ABOUT THIS EXERCISE -
Which lines of the data below hold "screenshot"? Copy each of them.
:: GIVEN INFORMATION
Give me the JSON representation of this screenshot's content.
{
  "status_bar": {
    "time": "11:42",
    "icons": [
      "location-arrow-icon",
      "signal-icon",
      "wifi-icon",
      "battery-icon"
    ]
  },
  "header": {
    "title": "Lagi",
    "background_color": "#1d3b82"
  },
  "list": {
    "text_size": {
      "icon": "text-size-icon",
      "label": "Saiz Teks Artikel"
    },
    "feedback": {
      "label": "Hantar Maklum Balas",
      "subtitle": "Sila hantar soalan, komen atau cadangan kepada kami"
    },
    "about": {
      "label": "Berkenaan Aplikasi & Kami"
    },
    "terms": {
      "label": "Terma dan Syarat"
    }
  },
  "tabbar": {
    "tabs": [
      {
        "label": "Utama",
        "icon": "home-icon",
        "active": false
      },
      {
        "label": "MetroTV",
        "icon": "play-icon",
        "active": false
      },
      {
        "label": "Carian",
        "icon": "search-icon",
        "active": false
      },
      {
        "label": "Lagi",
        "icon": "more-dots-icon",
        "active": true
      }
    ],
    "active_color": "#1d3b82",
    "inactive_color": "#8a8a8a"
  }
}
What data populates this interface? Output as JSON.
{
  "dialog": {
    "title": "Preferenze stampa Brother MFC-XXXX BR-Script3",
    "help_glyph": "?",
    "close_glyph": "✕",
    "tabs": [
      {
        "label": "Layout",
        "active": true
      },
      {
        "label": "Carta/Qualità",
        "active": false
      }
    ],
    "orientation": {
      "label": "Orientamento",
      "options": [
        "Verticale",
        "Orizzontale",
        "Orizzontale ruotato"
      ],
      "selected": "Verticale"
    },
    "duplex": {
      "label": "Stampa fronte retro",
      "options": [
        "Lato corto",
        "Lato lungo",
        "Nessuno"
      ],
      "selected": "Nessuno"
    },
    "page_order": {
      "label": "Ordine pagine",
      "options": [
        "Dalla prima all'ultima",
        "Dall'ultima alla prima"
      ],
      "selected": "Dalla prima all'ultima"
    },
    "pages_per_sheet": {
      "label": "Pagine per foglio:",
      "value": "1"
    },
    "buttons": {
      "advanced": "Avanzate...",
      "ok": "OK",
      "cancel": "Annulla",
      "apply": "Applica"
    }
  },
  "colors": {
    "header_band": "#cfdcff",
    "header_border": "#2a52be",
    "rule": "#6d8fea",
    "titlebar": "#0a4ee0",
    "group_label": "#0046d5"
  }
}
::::
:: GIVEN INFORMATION
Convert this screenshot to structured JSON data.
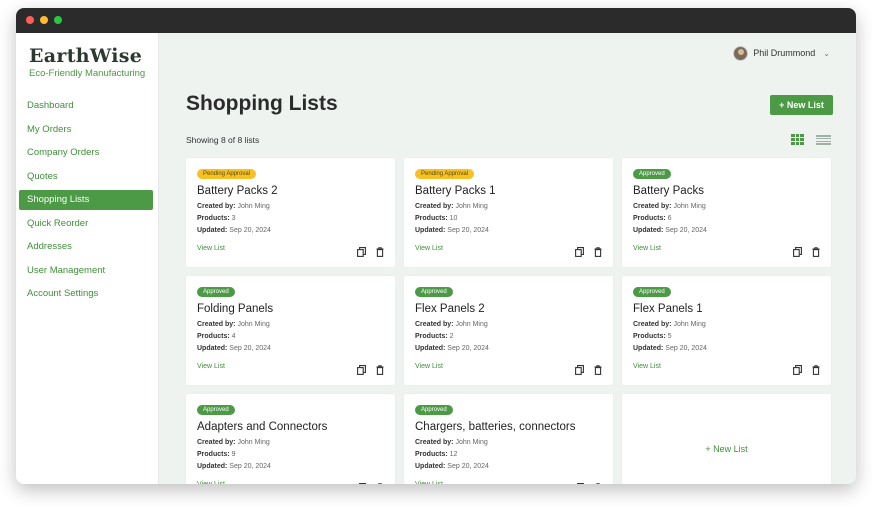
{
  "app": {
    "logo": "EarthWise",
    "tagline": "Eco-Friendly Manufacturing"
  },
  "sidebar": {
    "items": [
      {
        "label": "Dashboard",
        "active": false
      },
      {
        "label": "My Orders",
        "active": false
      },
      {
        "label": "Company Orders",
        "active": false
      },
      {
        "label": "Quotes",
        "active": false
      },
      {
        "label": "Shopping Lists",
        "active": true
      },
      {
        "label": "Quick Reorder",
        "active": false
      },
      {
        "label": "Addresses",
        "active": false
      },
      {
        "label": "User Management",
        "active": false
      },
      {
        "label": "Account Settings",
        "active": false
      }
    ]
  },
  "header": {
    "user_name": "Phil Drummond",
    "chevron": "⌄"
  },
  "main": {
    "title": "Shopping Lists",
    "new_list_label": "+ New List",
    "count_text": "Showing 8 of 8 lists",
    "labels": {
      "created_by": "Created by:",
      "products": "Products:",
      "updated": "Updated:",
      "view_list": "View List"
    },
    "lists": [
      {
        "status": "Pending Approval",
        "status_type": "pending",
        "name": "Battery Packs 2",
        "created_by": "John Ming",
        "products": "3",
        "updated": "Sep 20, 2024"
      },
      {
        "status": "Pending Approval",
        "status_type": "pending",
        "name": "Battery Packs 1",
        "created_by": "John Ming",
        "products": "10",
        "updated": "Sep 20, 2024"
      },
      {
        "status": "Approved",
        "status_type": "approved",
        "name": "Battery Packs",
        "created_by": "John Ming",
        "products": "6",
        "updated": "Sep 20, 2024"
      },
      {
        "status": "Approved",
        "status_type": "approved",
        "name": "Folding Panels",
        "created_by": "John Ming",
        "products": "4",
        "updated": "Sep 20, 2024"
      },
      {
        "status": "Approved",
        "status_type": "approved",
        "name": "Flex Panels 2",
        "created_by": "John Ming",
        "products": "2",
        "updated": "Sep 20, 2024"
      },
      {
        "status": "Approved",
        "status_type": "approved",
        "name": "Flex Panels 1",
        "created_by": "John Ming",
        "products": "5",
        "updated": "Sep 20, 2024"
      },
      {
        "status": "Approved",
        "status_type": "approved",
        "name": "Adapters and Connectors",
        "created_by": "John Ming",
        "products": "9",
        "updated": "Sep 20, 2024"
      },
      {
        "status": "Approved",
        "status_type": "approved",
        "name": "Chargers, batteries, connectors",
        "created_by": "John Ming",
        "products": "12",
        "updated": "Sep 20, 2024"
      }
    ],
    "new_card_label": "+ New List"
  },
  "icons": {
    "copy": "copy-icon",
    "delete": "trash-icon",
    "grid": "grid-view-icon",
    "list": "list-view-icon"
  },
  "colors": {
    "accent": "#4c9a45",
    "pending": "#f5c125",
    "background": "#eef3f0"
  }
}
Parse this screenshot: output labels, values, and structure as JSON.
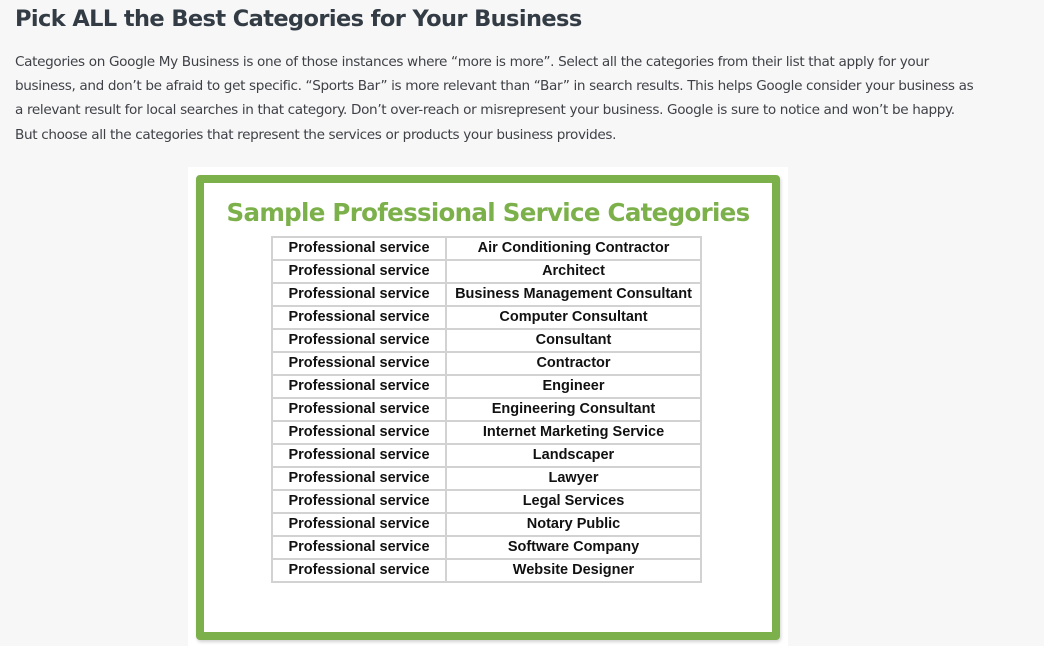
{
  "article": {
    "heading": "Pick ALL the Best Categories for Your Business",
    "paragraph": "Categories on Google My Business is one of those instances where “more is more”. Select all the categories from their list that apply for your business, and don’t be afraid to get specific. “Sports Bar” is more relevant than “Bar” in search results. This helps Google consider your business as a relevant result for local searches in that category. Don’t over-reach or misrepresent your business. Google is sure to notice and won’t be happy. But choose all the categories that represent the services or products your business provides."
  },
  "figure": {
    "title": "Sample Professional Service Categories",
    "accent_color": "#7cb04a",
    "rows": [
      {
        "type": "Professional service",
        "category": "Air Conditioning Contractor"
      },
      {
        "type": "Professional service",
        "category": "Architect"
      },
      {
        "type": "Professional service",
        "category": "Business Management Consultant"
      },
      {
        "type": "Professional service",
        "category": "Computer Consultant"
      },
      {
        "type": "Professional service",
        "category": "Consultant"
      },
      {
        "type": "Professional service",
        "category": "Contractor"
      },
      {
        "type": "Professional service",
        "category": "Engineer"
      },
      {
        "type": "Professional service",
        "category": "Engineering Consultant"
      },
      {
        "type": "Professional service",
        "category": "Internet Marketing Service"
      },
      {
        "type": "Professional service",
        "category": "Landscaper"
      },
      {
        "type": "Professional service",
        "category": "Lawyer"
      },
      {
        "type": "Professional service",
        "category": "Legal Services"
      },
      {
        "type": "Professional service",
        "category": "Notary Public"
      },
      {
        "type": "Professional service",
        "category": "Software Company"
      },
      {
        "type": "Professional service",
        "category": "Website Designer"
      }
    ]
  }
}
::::
YOUR RESPONSE -
Give me the JSON representation of this screenshot's content.
Convert this screenshot to structured JSON data.
Parse this screenshot: output labels, values, and structure as JSON.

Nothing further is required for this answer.